In the following example, each processor conditionally pulls items based on their item type. Processor1 pulls type 1 items, Processor2 pulls type 2 items, etc.:

Sequential

Objects can use global tables and lists to send flow items to objects in a specific order or sequence.

For example, imagine you wanted to simulate a job shop in which items will be sent to one of four different stations (drilling, assembly, welding, pressing). Depending on the type of item it is, it will need to be sent to each station in a different order:

You can use a combination of a global table and a list to create these kinds of complex sequential flows:

Using Transports

Objects typically flow from one fixed resource to another in a 3D model. Unlike fixed resources, task executers such as operators, robots, AGVs, etc. can move throughout the simulation model. For that reason, you can use task executers to transport flow items from one fixed resource to another, as shown in the following image:

Overview of Flow Connection Tools

FlexSim has a variety of tools you can use to create flows between 3D objects, as explained in the following sections:

Ports

You can create port connections directly between 3D objects in the simulation model. You can then use the properties on the 3D objects to control the flow between two objects using their ports.

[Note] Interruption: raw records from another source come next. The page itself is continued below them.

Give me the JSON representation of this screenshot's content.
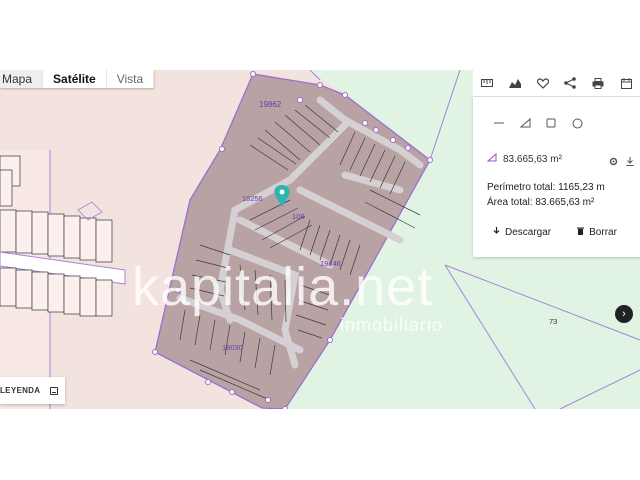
{
  "map_types": {
    "mapa": "Mapa",
    "satelite": "Satélite",
    "vista": "Vista",
    "active": "Satélite"
  },
  "legend": {
    "label": "LEYENDA"
  },
  "toolbar": {
    "icons": [
      "ruler-icon",
      "elevation-chart-icon",
      "heart-icon",
      "share-icon",
      "print-icon",
      "calendar-icon"
    ]
  },
  "draw_tools": [
    "line-tool",
    "polygon-tool",
    "rectangle-tool",
    "circle-tool"
  ],
  "measurement": {
    "area_value": "83.665,63 m²",
    "perimeter_label": "Perímetro total: 1165,23 m",
    "area_label": "Área total: 83.665,63 m²"
  },
  "actions": {
    "download": "Descargar",
    "delete": "Borrar"
  },
  "parcels": {
    "main": "19862",
    "a": "18256",
    "b": "108",
    "c": "19846",
    "d": "18030",
    "field": "73"
  },
  "watermark": {
    "brand": "kapitalia.net",
    "tagline": "inmobiliario"
  },
  "colors": {
    "land": "#f3e3df",
    "green_zone": "#e1f4e3",
    "parcel_fill": "#b9a2a3",
    "parcel_border": "#9a6fd0",
    "marker": "#2bb5b0",
    "road": "#d5d0d3"
  }
}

Port connections work well when you're just sending an item from one object to a single downstream object (such as a one-to-one connection type). Port connections between two objects can be created quickly and easily and come pre-programmed with basic flow logic.

Port connections can also be ideal if you're sending an item from one object to one of many upstream or downstream objects using a basic routing method such as first available, round-robin, random and some kinds of conditional routing.

See Key Concepts About Ports for more information.

Lists

An upstream object can push flow items onto a list and a downstream object can pull those items from the list. The downstream object can filter or prioritize certain list items over others.

In the following example, the first queue pushes its flow items onto a list called Available Products. The items wait in the queue until they are pulled from the list by the processors. The processors pull items that match their item type query. For example, Processor1 will only pull type 1 items. Processor2 will only pull type 2 items, etc.

Lists work well when it might become too unwieldy or difficult to use port connections, such as when you need to have many-to-many routing. Lists can also be ideal when you need to filter or prioritize flow items using a fairly complex set of rules. In these cases, using lists to create the criteria for sending and receiving items can be easier than using ports.

See Key Concepts About Lists for more information.

Conveyors

You can use the conveyor objects to create a variety of conveyor systems including slug-building systems, power and free systems, and conditional routing systems. For example, the following conveyor system creates slugs of six objects before releasing them to the downstream objects:

See Key Concepts About Conveyors for more information.

Process Flow

Process Flow is a tool that is primarily used to control the logic of the simulation model, but you can use it to move flow items between objects as well, if needed.

The following example shows how you would create a basic flow between objects in process flow:

The Process Flow tool is very versatile. As such, using the Process Flow tool is ideal if you need to create a custom flow between objects that difficult to create using one of the other methods. See Overview of the Process Flow Interface for more information.

AGVs

Automatic guided vehicles (AGVs) are portable robots designed to transport goods from one destination to another. AGV systems are now being used for a growing variety of applications in materials handling, manufacturing, and beyond. You could use the AGV objects and tools to if you would like to experiment with AGV transports. See Key Concepts About AGV Networks for more information.